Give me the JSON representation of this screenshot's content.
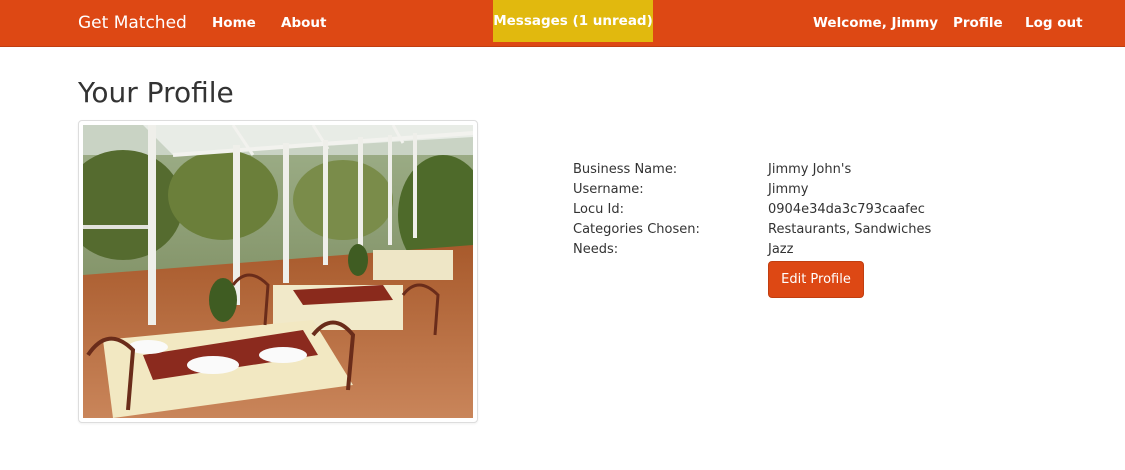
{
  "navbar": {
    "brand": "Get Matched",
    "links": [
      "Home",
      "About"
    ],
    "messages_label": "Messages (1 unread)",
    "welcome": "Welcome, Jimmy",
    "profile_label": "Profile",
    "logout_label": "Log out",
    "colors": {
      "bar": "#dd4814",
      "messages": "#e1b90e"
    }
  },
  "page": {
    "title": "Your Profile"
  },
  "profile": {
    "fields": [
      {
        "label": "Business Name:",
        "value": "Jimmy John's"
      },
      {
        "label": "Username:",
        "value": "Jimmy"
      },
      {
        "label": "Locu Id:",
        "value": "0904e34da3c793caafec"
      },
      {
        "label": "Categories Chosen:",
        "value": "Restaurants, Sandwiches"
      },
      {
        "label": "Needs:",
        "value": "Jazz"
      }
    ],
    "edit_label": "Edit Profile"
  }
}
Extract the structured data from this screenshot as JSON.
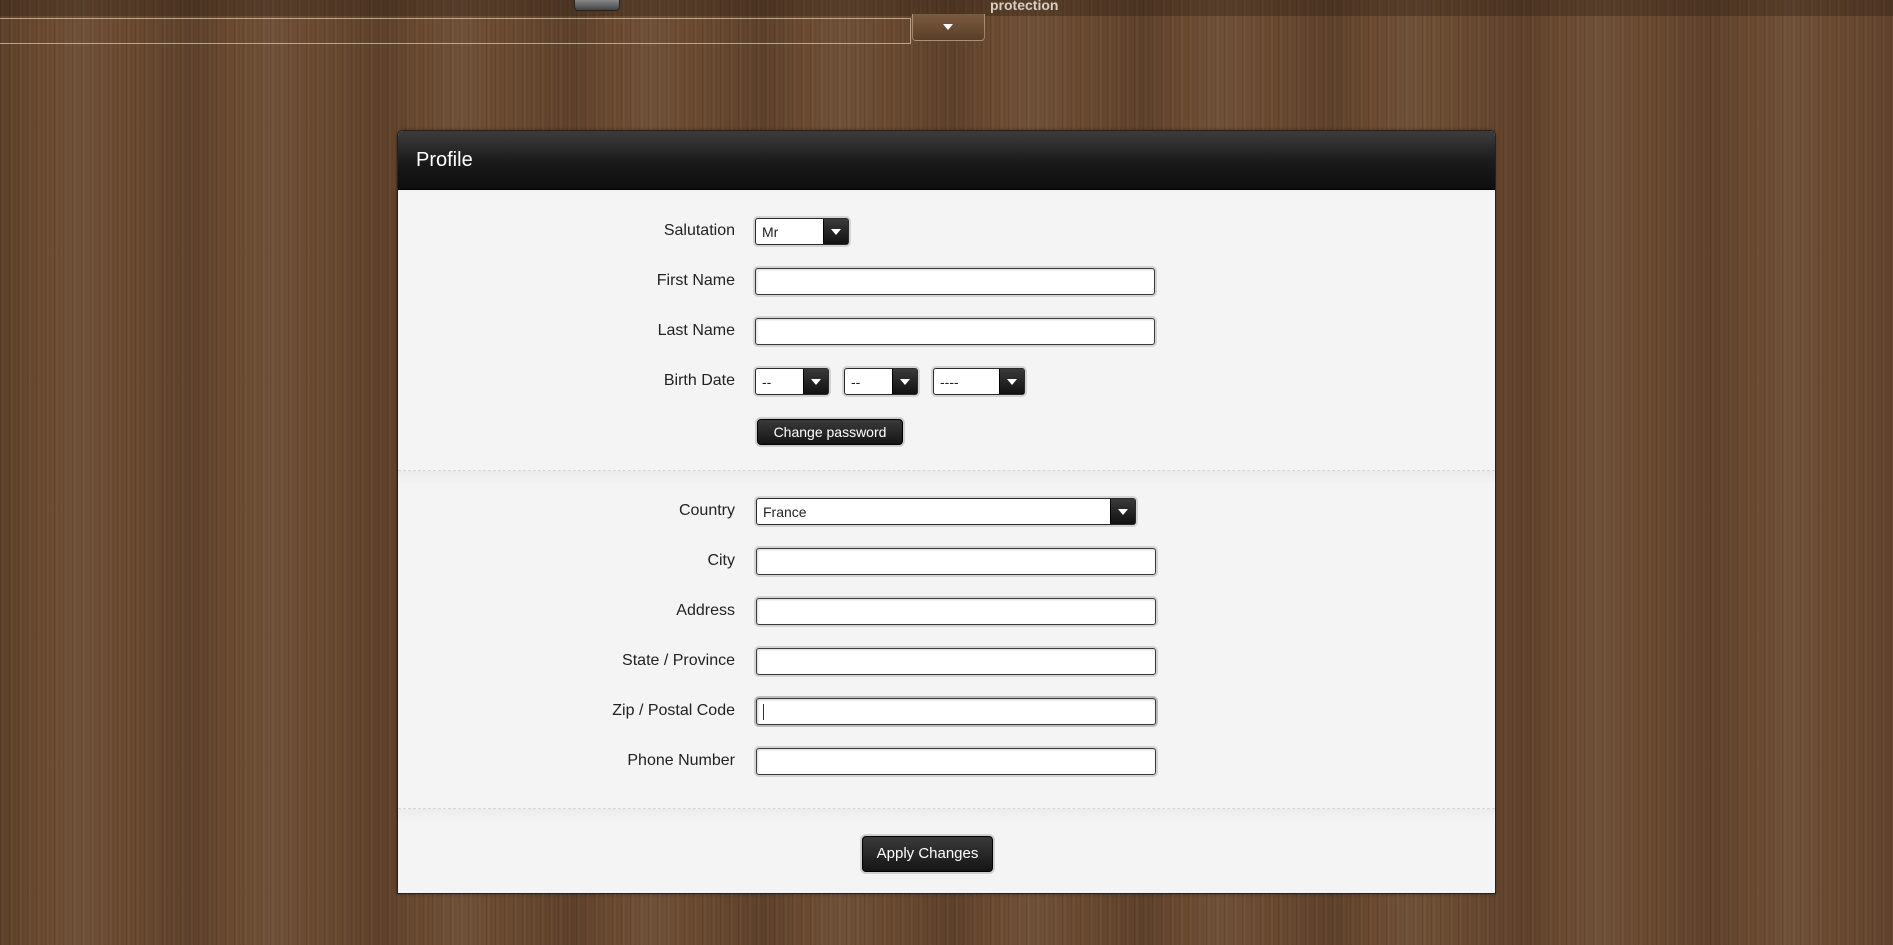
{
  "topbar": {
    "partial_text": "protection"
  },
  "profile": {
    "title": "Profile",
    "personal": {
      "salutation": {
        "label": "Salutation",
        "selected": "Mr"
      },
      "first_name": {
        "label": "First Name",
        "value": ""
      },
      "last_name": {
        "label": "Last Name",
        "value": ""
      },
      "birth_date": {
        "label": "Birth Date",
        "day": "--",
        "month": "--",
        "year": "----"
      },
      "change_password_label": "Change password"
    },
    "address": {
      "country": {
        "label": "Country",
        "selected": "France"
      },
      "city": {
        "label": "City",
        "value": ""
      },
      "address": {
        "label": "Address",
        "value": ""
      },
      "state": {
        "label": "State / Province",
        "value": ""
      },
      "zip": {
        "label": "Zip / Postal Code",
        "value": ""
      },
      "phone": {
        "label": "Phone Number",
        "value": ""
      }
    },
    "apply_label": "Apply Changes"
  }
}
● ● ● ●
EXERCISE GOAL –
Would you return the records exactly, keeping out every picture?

TASK RESULT –
Give me the JSON representation of this screenshot's content.
{
  "navbar": {
    "brand": "Get Matched",
    "links": [
      "Home",
      "About"
    ],
    "messages_label": "Messages (1 unread)",
    "welcome": "Welcome, Jimmy",
    "profile_label": "Profile",
    "logout_label": "Log out",
    "colors": {
      "bar": "#dd4814",
      "messages": "#e1b90e"
    }
  },
  "page": {
    "title": "Your Profile"
  },
  "profile": {
    "fields": [
      {
        "label": "Business Name:",
        "value": "Jimmy John's"
      },
      {
        "label": "Username:",
        "value": "Jimmy"
      },
      {
        "label": "Locu Id:",
        "value": "0904e34da3c793caafec"
      },
      {
        "label": "Categories Chosen:",
        "value": "Restaurants, Sandwiches"
      },
      {
        "label": "Needs:",
        "value": "Jazz"
      }
    ],
    "edit_label": "Edit Profile"
  }
}
Extract the structured data from this screenshot as JSON.
{
  "topbar": {
    "partial_text": "protection"
  },
  "profile": {
    "title": "Profile",
    "personal": {
      "salutation": {
        "label": "Salutation",
        "selected": "Mr"
      },
      "first_name": {
        "label": "First Name",
        "value": ""
      },
      "last_name": {
        "label": "Last Name",
        "value": ""
      },
      "birth_date": {
        "label": "Birth Date",
        "day": "--",
        "month": "--",
        "year": "----"
      },
      "change_password_label": "Change password"
    },
    "address": {
      "country": {
        "label": "Country",
        "selected": "France"
      },
      "city": {
        "label": "City",
        "value": ""
      },
      "address": {
        "label": "Address",
        "value": ""
      },
      "state": {
        "label": "State / Province",
        "value": ""
      },
      "zip": {
        "label": "Zip / Postal Code",
        "value": ""
      },
      "phone": {
        "label": "Phone Number",
        "value": ""
      }
    },
    "apply_label": "Apply Changes"
  }
}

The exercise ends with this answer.